▸ WORK REQUIRED:
Reproduce the listing that follows in full. Omit its images.

※

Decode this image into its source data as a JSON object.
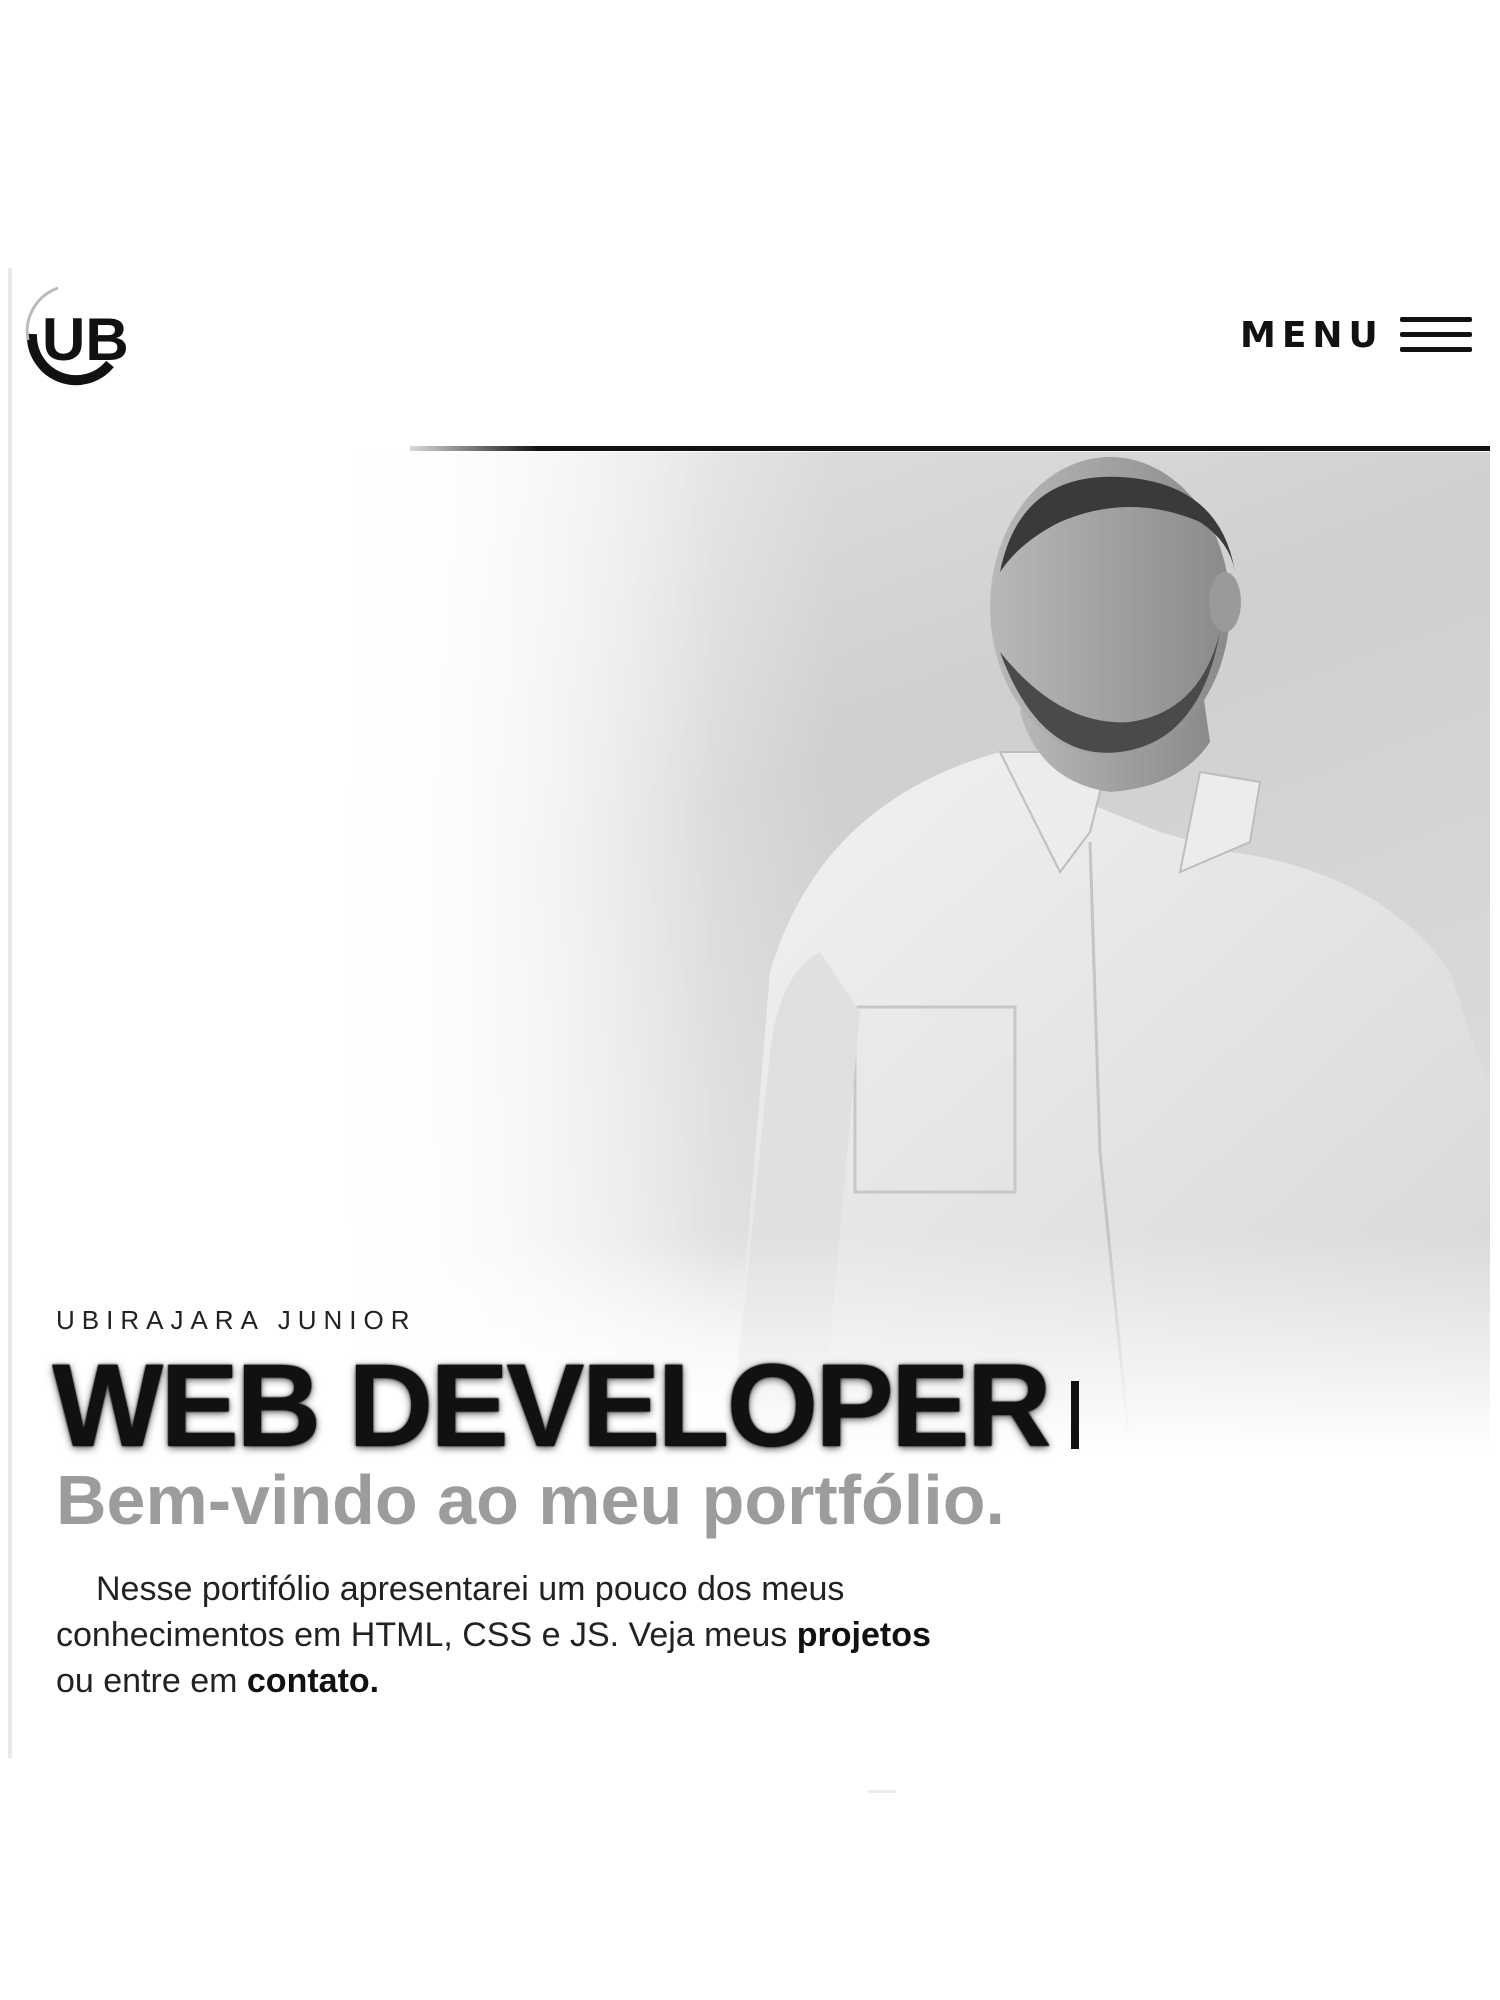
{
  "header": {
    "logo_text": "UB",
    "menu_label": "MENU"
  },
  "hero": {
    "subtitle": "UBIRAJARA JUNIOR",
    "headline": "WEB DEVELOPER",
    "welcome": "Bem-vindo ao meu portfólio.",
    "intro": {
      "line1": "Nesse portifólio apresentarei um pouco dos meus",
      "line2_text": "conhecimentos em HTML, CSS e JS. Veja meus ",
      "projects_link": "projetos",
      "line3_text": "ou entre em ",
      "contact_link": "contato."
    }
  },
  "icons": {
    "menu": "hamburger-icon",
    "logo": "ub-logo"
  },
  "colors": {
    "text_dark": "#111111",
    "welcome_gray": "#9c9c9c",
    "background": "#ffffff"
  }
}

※

▸ THE ANSWER:
Decode this image into its source data as a JSON object.
{
  "header": {
    "logo_text": "UB",
    "menu_label": "MENU"
  },
  "hero": {
    "subtitle": "UBIRAJARA JUNIOR",
    "headline": "WEB DEVELOPER",
    "welcome": "Bem-vindo ao meu portfólio.",
    "intro": {
      "line1": "Nesse portifólio apresentarei um pouco dos meus",
      "line2_text": "conhecimentos em HTML, CSS e JS. Veja meus ",
      "projects_link": "projetos",
      "line3_text": "ou entre em ",
      "contact_link": "contato."
    }
  },
  "icons": {
    "menu": "hamburger-icon",
    "logo": "ub-logo"
  },
  "colors": {
    "text_dark": "#111111",
    "welcome_gray": "#9c9c9c",
    "background": "#ffffff"
  }
}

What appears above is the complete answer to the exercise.